Lisa Loeb first ascended to national prominence in 1994, when her single “Stay (I Missed You)” (from the soundtrack to the grunge-era comedy Reality Bites) made Loeb the first (and to date, only) unsigned artist to score that top slot on the chart.
Since that breakthrough, Loeb has released a steady stream of top-shelf singer-songwriter jams that have evolved along with her but still maintain a certain amount of that classic pre-millennial angst.
Her latest album, No Fairy Tale (out today), is her first grown-up album since 2004′s excellent The Way It Really Is. (In the interim, she released two albums’ worth of songs aimed at kids.) It’s perhaps her punchiest album, buoyed by the lively, brisk production at the hand of New Found Glory guitarist Chad Gilbert.
Entertainment Weekly: The title of the album No Fairy Tale sounds kind of dark.

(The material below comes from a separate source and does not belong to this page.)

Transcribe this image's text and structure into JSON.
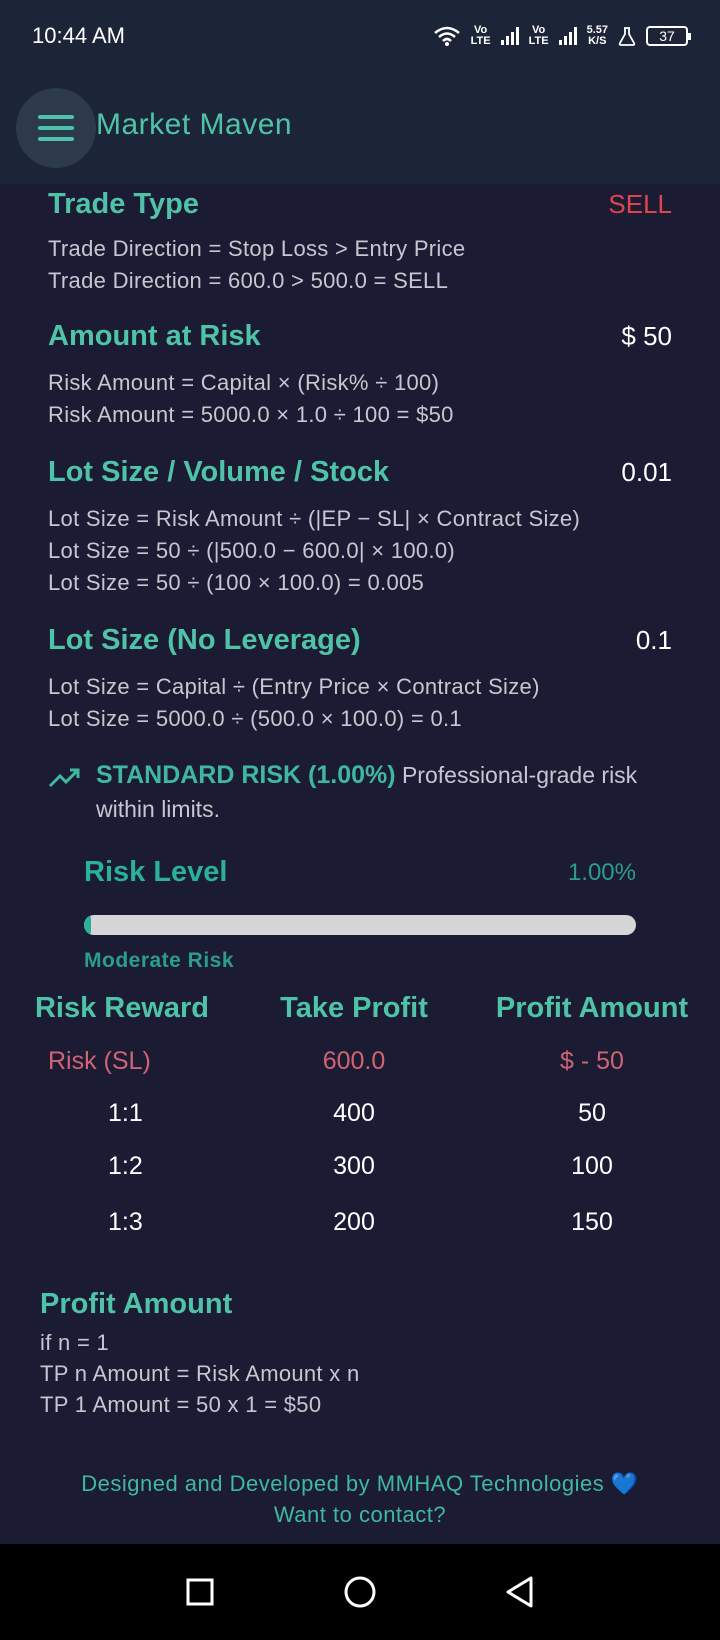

Is it meant to be?
Lisa Loeb: It’s not the intention at all. I wrote the song called “No Fairy Tale” with Maia Sharp, and I think the whole point of the song is that life with all its ups and downs is better than this perfect life that a lot of us are raised to think we’re supposed to try to attain—a storybook life, which, who knows what that even means anymore? It doesn’t really mean anything in the end. What really gives you a rich life is living the ups and downs of a normal, real life. So it’s more about the boldness of how much better real life is than a safe fairy tale life. And you have to be sort of adventurous to live life that way. I like to make the album titles somewhat philosophical even if I’m the only one who gets it. Like my album Cake and Pie, with “and” underlined. Yes it’s cute that I get to put cake and pie in a title and it’s delicious sounding, but also it’s the idea that you can have everything. You shouldn’t have to have one or the other.
This is your first proper album since 2004. Since then, you’ve produced a reality show, did a bunch of voice work, put out two kids’ albums, got married, started an eyewear line, and had two kids of your own. What got you back into a place to make this kind of album?
I had never really stopped making these songs. READ FULL STORY »